AB - Aim To evaluate the local treatment-seeking behaviors of diabetics with a focus on the root causes of culture-specific barriers to treatment compliance and define targets for intervention. Methods A cross-sectional survey was administered in the local language to 204 diabetic adults in rural and urban clinical settings. Fasting blood glucose level was measured in all participants prior to the survey. Questions included sociodemographic characteristics, treatment-seeking behavior, and perceptions of obstacles. Results Out of 204 participants, predictors of at target status included age (OR 1.06, 95% CI 1.02–1.11) and rural living area (OR 1.92, 92% CI 1.02–3.60). Participants were commonly diagnosed with symptoms of diabetes (44.6%). Participants demonstrated frequent healthcare provider contact (51% in last one month, 74.5% in last three months). Accidental or purposeful deviation from the recommended medications or treatment plan was reported by 18.7% and 12.8%, respectively. From the sample, 111 participants (54.4%) were capable of receiving SMS messages and 79 (71.1%) were willing to receive messages about diabetes. The most frequently self-reported obstacles to diabetes management were: medication costs (49.3%), treatment costs (46.6%), diabetic diet (33.8%), lack of relief on current treatment (17.4%), and transportation (16.7%). Conclusion Though most diabetics have frequent encounters with healthcare providers and report compliant behaviors, the majority do not meet recommended diabetes management guidelines. Screening of at-risk populations, targeted SMS campaigns, or diabetes-specific training for healthcare providers may improve clinical outcomes.

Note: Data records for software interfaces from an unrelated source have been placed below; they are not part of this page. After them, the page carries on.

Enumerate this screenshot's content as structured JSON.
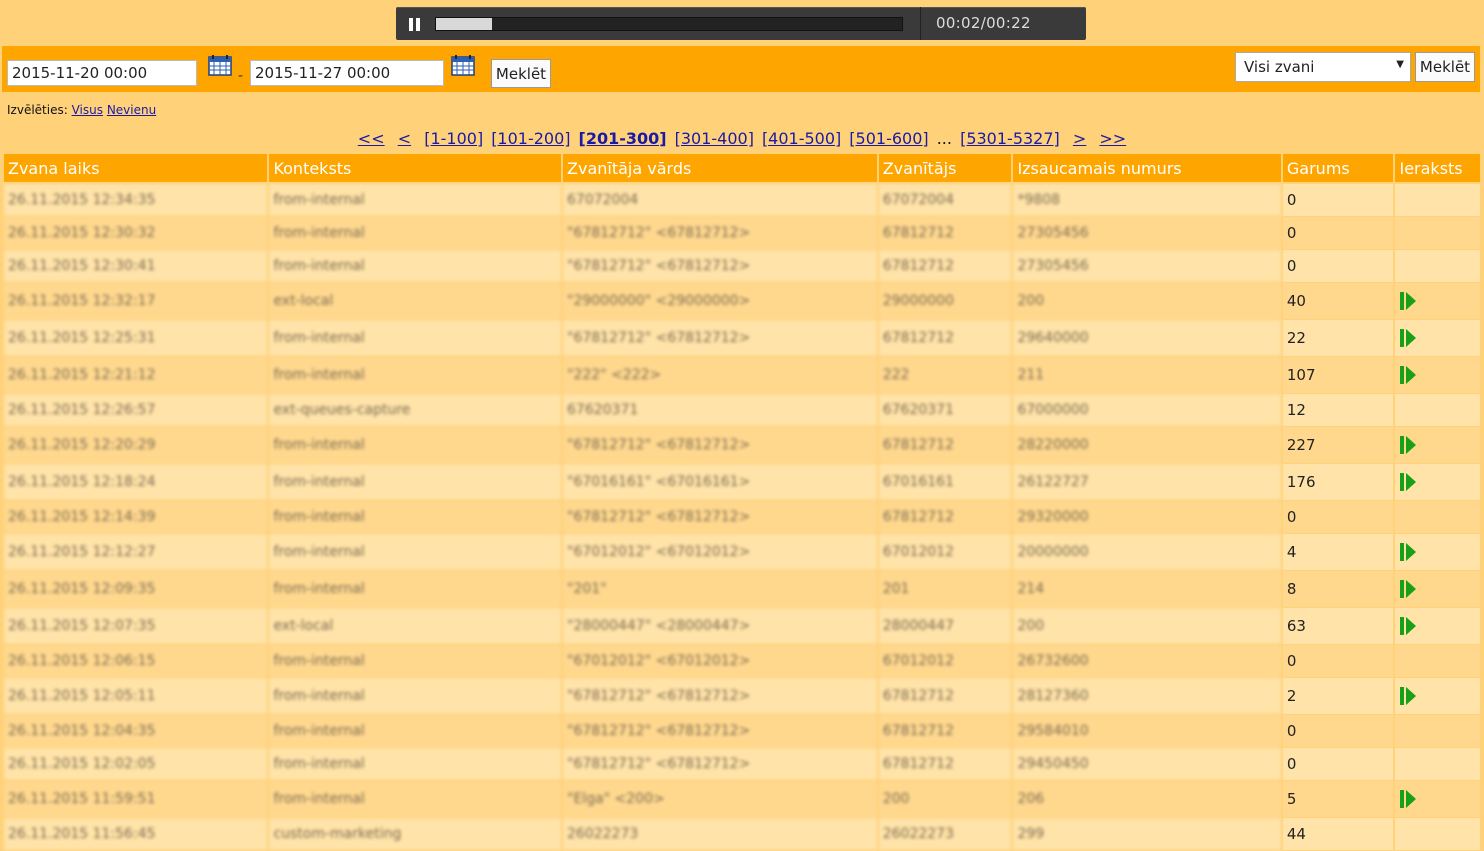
{
  "player": {
    "time": "00:02/00:22",
    "progress": 0.12
  },
  "filter": {
    "date_from": "2015-11-20 00:00",
    "separator": "-",
    "date_to": "2015-11-27 00:00",
    "search_label": "Meklēt",
    "call_filter": "Visi zvani",
    "search_label2": "Meklēt"
  },
  "choose": {
    "label": "Izvēlēties:",
    "all": "Visus",
    "none": "Nevienu"
  },
  "pager": {
    "first": "<<",
    "prev": "<",
    "pages": [
      "[1-100]",
      "[101-200]",
      "[201-300]",
      "[301-400]",
      "[401-500]",
      "[501-600]"
    ],
    "current_index": 2,
    "ellipsis": "...",
    "last_page": "[5301-5327]",
    "next": ">",
    "last": ">>"
  },
  "table": {
    "headers": [
      "Zvana laiks",
      "Konteksts",
      "Zvanītāja vārds",
      "Zvanītājs",
      "Izsaucamais numurs",
      "Garums",
      "Ieraksts"
    ],
    "rows": [
      {
        "time": "26.11.2015 12:34:35",
        "context": "from-internal",
        "name": "67072004",
        "caller": "67072004",
        "callee": "*9808",
        "duration": "0",
        "rec": false
      },
      {
        "time": "26.11.2015 12:30:32",
        "context": "from-internal",
        "name": "\"67812712\" <67812712>",
        "caller": "67812712",
        "callee": "27305456",
        "duration": "0",
        "rec": false
      },
      {
        "time": "26.11.2015 12:30:41",
        "context": "from-internal",
        "name": "\"67812712\" <67812712>",
        "caller": "67812712",
        "callee": "27305456",
        "duration": "0",
        "rec": false
      },
      {
        "time": "26.11.2015 12:32:17",
        "context": "ext-local",
        "name": "\"29000000\" <29000000>",
        "caller": "29000000",
        "callee": "200",
        "duration": "40",
        "rec": true
      },
      {
        "time": "26.11.2015 12:25:31",
        "context": "from-internal",
        "name": "\"67812712\" <67812712>",
        "caller": "67812712",
        "callee": "29640000",
        "duration": "22",
        "rec": true
      },
      {
        "time": "26.11.2015 12:21:12",
        "context": "from-internal",
        "name": "\"222\" <222>",
        "caller": "222",
        "callee": "211",
        "duration": "107",
        "rec": true
      },
      {
        "time": "26.11.2015 12:26:57",
        "context": "ext-queues-capture",
        "name": "67620371",
        "caller": "67620371",
        "callee": "67000000",
        "duration": "12",
        "rec": false
      },
      {
        "time": "26.11.2015 12:20:29",
        "context": "from-internal",
        "name": "\"67812712\" <67812712>",
        "caller": "67812712",
        "callee": "28220000",
        "duration": "227",
        "rec": true
      },
      {
        "time": "26.11.2015 12:18:24",
        "context": "from-internal",
        "name": "\"67016161\" <67016161>",
        "caller": "67016161",
        "callee": "26122727",
        "duration": "176",
        "rec": true
      },
      {
        "time": "26.11.2015 12:14:39",
        "context": "from-internal",
        "name": "\"67812712\" <67812712>",
        "caller": "67812712",
        "callee": "29320000",
        "duration": "0",
        "rec": false
      },
      {
        "time": "26.11.2015 12:12:27",
        "context": "from-internal",
        "name": "\"67012012\" <67012012>",
        "caller": "67012012",
        "callee": "20000000",
        "duration": "4",
        "rec": true
      },
      {
        "time": "26.11.2015 12:09:35",
        "context": "from-internal",
        "name": "\"201\"",
        "caller": "201",
        "callee": "214",
        "duration": "8",
        "rec": true
      },
      {
        "time": "26.11.2015 12:07:35",
        "context": "ext-local",
        "name": "\"28000447\" <28000447>",
        "caller": "28000447",
        "callee": "200",
        "duration": "63",
        "rec": true
      },
      {
        "time": "26.11.2015 12:06:15",
        "context": "from-internal",
        "name": "\"67012012\" <67012012>",
        "caller": "67012012",
        "callee": "26732600",
        "duration": "0",
        "rec": false
      },
      {
        "time": "26.11.2015 12:05:11",
        "context": "from-internal",
        "name": "\"67812712\" <67812712>",
        "caller": "67812712",
        "callee": "28127360",
        "duration": "2",
        "rec": true
      },
      {
        "time": "26.11.2015 12:04:35",
        "context": "from-internal",
        "name": "\"67812712\" <67812712>",
        "caller": "67812712",
        "callee": "29584010",
        "duration": "0",
        "rec": false
      },
      {
        "time": "26.11.2015 12:02:05",
        "context": "from-internal",
        "name": "\"67812712\" <67812712>",
        "caller": "67812712",
        "callee": "29450450",
        "duration": "0",
        "rec": false
      },
      {
        "time": "26.11.2015 11:59:51",
        "context": "from-internal",
        "name": "\"Elga\" <200>",
        "caller": "200",
        "callee": "206",
        "duration": "5",
        "rec": true
      },
      {
        "time": "26.11.2015 11:56:45",
        "context": "custom-marketing",
        "name": "26022273",
        "caller": "26022273",
        "callee": "299",
        "duration": "44",
        "rec": false
      }
    ]
  },
  "colors": {
    "bar": "#ffa500",
    "background": "#ffd27a",
    "play": "#18a018"
  }
}
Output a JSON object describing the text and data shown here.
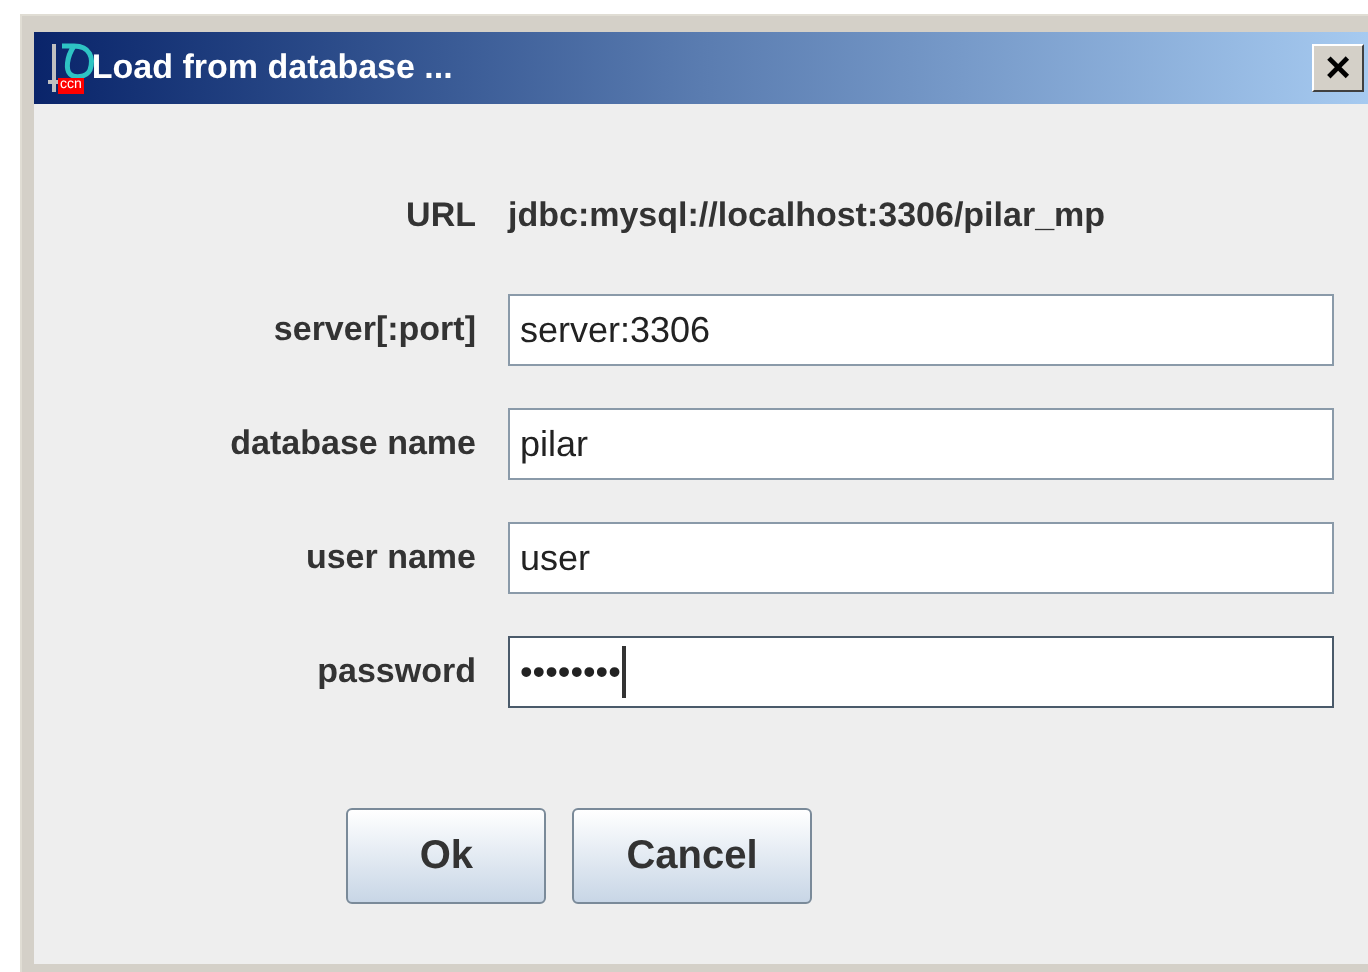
{
  "window": {
    "title": "Load from database ...",
    "icon_badge": "ccn",
    "close": "×"
  },
  "url": {
    "label": "URL",
    "value": "jdbc:mysql://localhost:3306/pilar_mp"
  },
  "fields": [
    {
      "label": "server[:port]",
      "value": "server:3306",
      "focused": false
    },
    {
      "label": "database name",
      "value": "pilar",
      "focused": false
    },
    {
      "label": "user name",
      "value": "user",
      "focused": false
    },
    {
      "label": "password",
      "value": "••••••••",
      "focused": true
    }
  ],
  "buttons": [
    "Ok",
    "Cancel"
  ]
}
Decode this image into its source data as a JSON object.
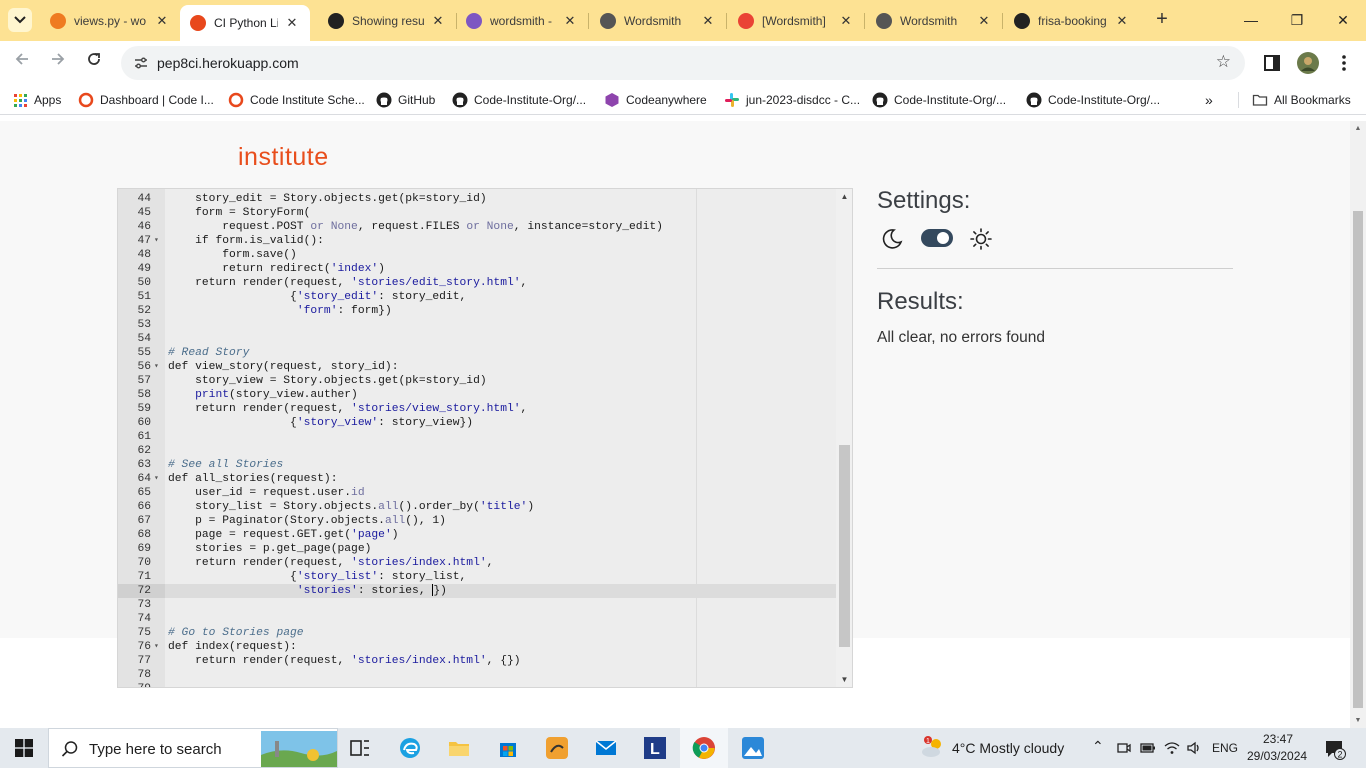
{
  "browser": {
    "tabs": [
      {
        "title": "views.py - wo",
        "favicon_color": "#ef7b21",
        "active": false
      },
      {
        "title": "CI Python Lin",
        "favicon_color": "#e8481c",
        "active": true
      },
      {
        "title": "Showing resu",
        "favicon_color": "#222222",
        "active": false
      },
      {
        "title": "wordsmith -",
        "favicon_color": "#7e57c2",
        "active": false
      },
      {
        "title": "Wordsmith",
        "favicon_color": "#555555",
        "active": false
      },
      {
        "title": "[Wordsmith]",
        "favicon_color": "#ea4335",
        "active": false
      },
      {
        "title": "Wordsmith",
        "favicon_color": "#555555",
        "active": false
      },
      {
        "title": "frisa-booking",
        "favicon_color": "#222222",
        "active": false
      }
    ],
    "url": "pep8ci.herokuapp.com",
    "bookmarks": [
      {
        "label": "Apps",
        "icon": "apps-grid-icon"
      },
      {
        "label": "Dashboard | Code I...",
        "icon": "code-institute-icon"
      },
      {
        "label": "Code Institute Sche...",
        "icon": "code-institute-icon"
      },
      {
        "label": "GitHub",
        "icon": "github-icon"
      },
      {
        "label": "Code-Institute-Org/...",
        "icon": "github-icon"
      },
      {
        "label": "Codeanywhere",
        "icon": "codeanywhere-icon"
      },
      {
        "label": "jun-2023-disdcc - C...",
        "icon": "slack-icon"
      },
      {
        "label": "Code-Institute-Org/...",
        "icon": "github-icon"
      },
      {
        "label": "Code-Institute-Org/...",
        "icon": "github-icon"
      }
    ],
    "all_bookmarks_label": "All Bookmarks",
    "overflow_label": "»"
  },
  "logo": {
    "word": "institute"
  },
  "editor": {
    "lines": [
      {
        "n": "44",
        "fold": false,
        "code": "    story_edit = Story.objects.get(pk=story_id)"
      },
      {
        "n": "45",
        "fold": false,
        "code": "    form = StoryForm("
      },
      {
        "n": "46",
        "fold": false,
        "code": "        request.POST or None, request.FILES or None, instance=story_edit)"
      },
      {
        "n": "47",
        "fold": true,
        "code": "    if form.is_valid():"
      },
      {
        "n": "48",
        "fold": false,
        "code": "        form.save()"
      },
      {
        "n": "49",
        "fold": false,
        "code": "        return redirect('index')"
      },
      {
        "n": "50",
        "fold": false,
        "code": "    return render(request, 'stories/edit_story.html',"
      },
      {
        "n": "51",
        "fold": false,
        "code": "                  {'story_edit': story_edit,"
      },
      {
        "n": "52",
        "fold": false,
        "code": "                   'form': form})"
      },
      {
        "n": "53",
        "fold": false,
        "code": ""
      },
      {
        "n": "54",
        "fold": false,
        "code": ""
      },
      {
        "n": "55",
        "fold": false,
        "code": "# Read Story"
      },
      {
        "n": "56",
        "fold": true,
        "code": "def view_story(request, story_id):"
      },
      {
        "n": "57",
        "fold": false,
        "code": "    story_view = Story.objects.get(pk=story_id)"
      },
      {
        "n": "58",
        "fold": false,
        "code": "    print(story_view.auther)"
      },
      {
        "n": "59",
        "fold": false,
        "code": "    return render(request, 'stories/view_story.html',"
      },
      {
        "n": "60",
        "fold": false,
        "code": "                  {'story_view': story_view})"
      },
      {
        "n": "61",
        "fold": false,
        "code": ""
      },
      {
        "n": "62",
        "fold": false,
        "code": ""
      },
      {
        "n": "63",
        "fold": false,
        "code": "# See all Stories"
      },
      {
        "n": "64",
        "fold": true,
        "code": "def all_stories(request):"
      },
      {
        "n": "65",
        "fold": false,
        "code": "    user_id = request.user.id"
      },
      {
        "n": "66",
        "fold": false,
        "code": "    story_list = Story.objects.all().order_by('title')"
      },
      {
        "n": "67",
        "fold": false,
        "code": "    p = Paginator(Story.objects.all(), 1)"
      },
      {
        "n": "68",
        "fold": false,
        "code": "    page = request.GET.get('page')"
      },
      {
        "n": "69",
        "fold": false,
        "code": "    stories = p.get_page(page)"
      },
      {
        "n": "70",
        "fold": false,
        "code": "    return render(request, 'stories/index.html',"
      },
      {
        "n": "71",
        "fold": false,
        "code": "                  {'story_list': story_list,"
      },
      {
        "n": "72",
        "fold": false,
        "code": "                   'stories': stories, })"
      },
      {
        "n": "73",
        "fold": false,
        "code": ""
      },
      {
        "n": "74",
        "fold": false,
        "code": ""
      },
      {
        "n": "75",
        "fold": false,
        "code": "# Go to Stories page"
      },
      {
        "n": "76",
        "fold": true,
        "code": "def index(request):"
      },
      {
        "n": "77",
        "fold": false,
        "code": "    return render(request, 'stories/index.html', {})"
      },
      {
        "n": "78",
        "fold": false,
        "code": ""
      },
      {
        "n": "79",
        "fold": false,
        "code": ""
      }
    ],
    "active_line": "72"
  },
  "settings": {
    "title": "Settings:",
    "theme_toggle_on": true
  },
  "results": {
    "title": "Results:",
    "message": "All clear, no errors found"
  },
  "taskbar": {
    "search_placeholder": "Type here to search",
    "weather": "4°C  Mostly cloudy",
    "weather_badge": "1",
    "language": "ENG",
    "time": "23:47",
    "date": "29/03/2024",
    "notification_count": "2"
  }
}
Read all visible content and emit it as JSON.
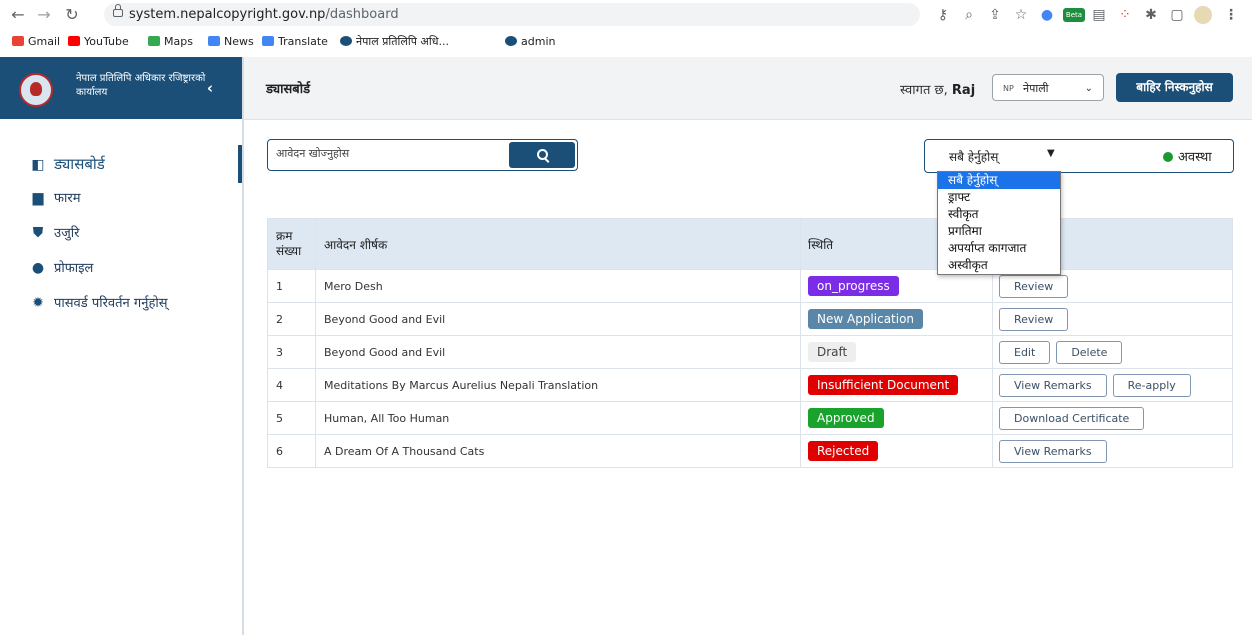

UR - http://www.scopus.com/inward/record.url?scp=85018346699&partnerID=8YFLogxK

UR - http://www.scopus.com/inward/citedby.url?scp=85018346699&partnerID=8YFLogxK

U2 - 10.1016/j.dsx.2017.04.014

DO - 10.1016/j.dsx.2017.04.014

M3 - Article

AN - SCOPUS:85018346699

VL - 11

SP - S617-S622

JO - Diabetes and Metabolic Syndrome: Clinical Research and Reviews

JF - Diabetes and Metabolic Syndrome: Clinical Research and Reviews

SN - 1871-4021

ER -